_Exercise brief_: Each record should be copied exactly, and none of them omitted.

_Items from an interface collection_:
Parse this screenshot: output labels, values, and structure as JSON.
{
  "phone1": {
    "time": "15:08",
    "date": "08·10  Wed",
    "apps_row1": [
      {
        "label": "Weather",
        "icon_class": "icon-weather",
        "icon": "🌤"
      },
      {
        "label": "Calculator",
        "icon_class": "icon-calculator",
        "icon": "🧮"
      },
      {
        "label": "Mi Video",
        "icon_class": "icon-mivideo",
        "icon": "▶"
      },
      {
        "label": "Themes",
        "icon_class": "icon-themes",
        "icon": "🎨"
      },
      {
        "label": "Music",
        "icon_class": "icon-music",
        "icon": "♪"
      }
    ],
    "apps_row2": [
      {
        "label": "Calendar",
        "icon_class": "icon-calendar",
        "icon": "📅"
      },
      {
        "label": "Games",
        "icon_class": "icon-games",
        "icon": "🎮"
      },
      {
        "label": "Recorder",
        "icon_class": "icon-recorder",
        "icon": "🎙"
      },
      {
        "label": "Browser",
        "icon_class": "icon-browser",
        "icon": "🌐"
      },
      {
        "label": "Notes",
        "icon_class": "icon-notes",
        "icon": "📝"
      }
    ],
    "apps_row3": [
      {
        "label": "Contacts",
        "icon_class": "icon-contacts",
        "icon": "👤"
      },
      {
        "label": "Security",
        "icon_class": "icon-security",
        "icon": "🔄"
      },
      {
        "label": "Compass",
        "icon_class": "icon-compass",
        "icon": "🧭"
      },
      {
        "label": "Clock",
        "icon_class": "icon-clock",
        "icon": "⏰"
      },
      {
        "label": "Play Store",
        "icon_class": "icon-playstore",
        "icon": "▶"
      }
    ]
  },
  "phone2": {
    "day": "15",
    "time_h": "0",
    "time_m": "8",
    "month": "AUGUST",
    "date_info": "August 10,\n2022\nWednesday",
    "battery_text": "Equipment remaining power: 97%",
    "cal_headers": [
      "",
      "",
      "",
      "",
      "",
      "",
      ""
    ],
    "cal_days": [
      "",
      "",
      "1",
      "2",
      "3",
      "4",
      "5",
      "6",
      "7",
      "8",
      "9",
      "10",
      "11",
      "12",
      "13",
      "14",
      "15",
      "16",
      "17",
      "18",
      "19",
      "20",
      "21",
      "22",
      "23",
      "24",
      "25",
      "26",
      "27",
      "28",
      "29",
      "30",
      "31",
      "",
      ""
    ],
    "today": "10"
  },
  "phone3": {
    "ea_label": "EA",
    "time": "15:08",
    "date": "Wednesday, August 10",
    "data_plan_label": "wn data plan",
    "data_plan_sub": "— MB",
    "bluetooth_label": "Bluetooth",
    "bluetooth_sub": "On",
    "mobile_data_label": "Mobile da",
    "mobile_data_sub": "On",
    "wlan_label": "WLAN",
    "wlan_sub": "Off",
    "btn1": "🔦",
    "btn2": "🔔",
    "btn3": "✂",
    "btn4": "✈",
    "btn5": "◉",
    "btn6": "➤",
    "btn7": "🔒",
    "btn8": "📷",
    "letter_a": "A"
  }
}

_Response to the task_:
Parse this screenshot: output labels, values, and structure as JSON.
{
  "phone1": {
    "time": "15:08",
    "date": "08·10  Wed",
    "apps_row1": [
      {
        "label": "Weather",
        "icon_class": "icon-weather",
        "icon": "🌤"
      },
      {
        "label": "Calculator",
        "icon_class": "icon-calculator",
        "icon": "🧮"
      },
      {
        "label": "Mi Video",
        "icon_class": "icon-mivideo",
        "icon": "▶"
      },
      {
        "label": "Themes",
        "icon_class": "icon-themes",
        "icon": "🎨"
      },
      {
        "label": "Music",
        "icon_class": "icon-music",
        "icon": "♪"
      }
    ],
    "apps_row2": [
      {
        "label": "Calendar",
        "icon_class": "icon-calendar",
        "icon": "📅"
      },
      {
        "label": "Games",
        "icon_class": "icon-games",
        "icon": "🎮"
      },
      {
        "label": "Recorder",
        "icon_class": "icon-recorder",
        "icon": "🎙"
      },
      {
        "label": "Browser",
        "icon_class": "icon-browser",
        "icon": "🌐"
      },
      {
        "label": "Notes",
        "icon_class": "icon-notes",
        "icon": "📝"
      }
    ],
    "apps_row3": [
      {
        "label": "Contacts",
        "icon_class": "icon-contacts",
        "icon": "👤"
      },
      {
        "label": "Security",
        "icon_class": "icon-security",
        "icon": "🔄"
      },
      {
        "label": "Compass",
        "icon_class": "icon-compass",
        "icon": "🧭"
      },
      {
        "label": "Clock",
        "icon_class": "icon-clock",
        "icon": "⏰"
      },
      {
        "label": "Play Store",
        "icon_class": "icon-playstore",
        "icon": "▶"
      }
    ]
  },
  "phone2": {
    "day": "15",
    "time_h": "0",
    "time_m": "8",
    "month": "AUGUST",
    "date_info": "August 10,\n2022\nWednesday",
    "battery_text": "Equipment remaining power: 97%",
    "cal_headers": [
      "",
      "",
      "",
      "",
      "",
      "",
      ""
    ],
    "cal_days": [
      "",
      "",
      "1",
      "2",
      "3",
      "4",
      "5",
      "6",
      "7",
      "8",
      "9",
      "10",
      "11",
      "12",
      "13",
      "14",
      "15",
      "16",
      "17",
      "18",
      "19",
      "20",
      "21",
      "22",
      "23",
      "24",
      "25",
      "26",
      "27",
      "28",
      "29",
      "30",
      "31",
      "",
      ""
    ],
    "today": "10"
  },
  "phone3": {
    "ea_label": "EA",
    "time": "15:08",
    "date": "Wednesday, August 10",
    "data_plan_label": "wn data plan",
    "data_plan_sub": "— MB",
    "bluetooth_label": "Bluetooth",
    "bluetooth_sub": "On",
    "mobile_data_label": "Mobile da",
    "mobile_data_sub": "On",
    "wlan_label": "WLAN",
    "wlan_sub": "Off",
    "btn1": "🔦",
    "btn2": "🔔",
    "btn3": "✂",
    "btn4": "✈",
    "btn5": "◉",
    "btn6": "➤",
    "btn7": "🔒",
    "btn8": "📷",
    "letter_a": "A"
  }
}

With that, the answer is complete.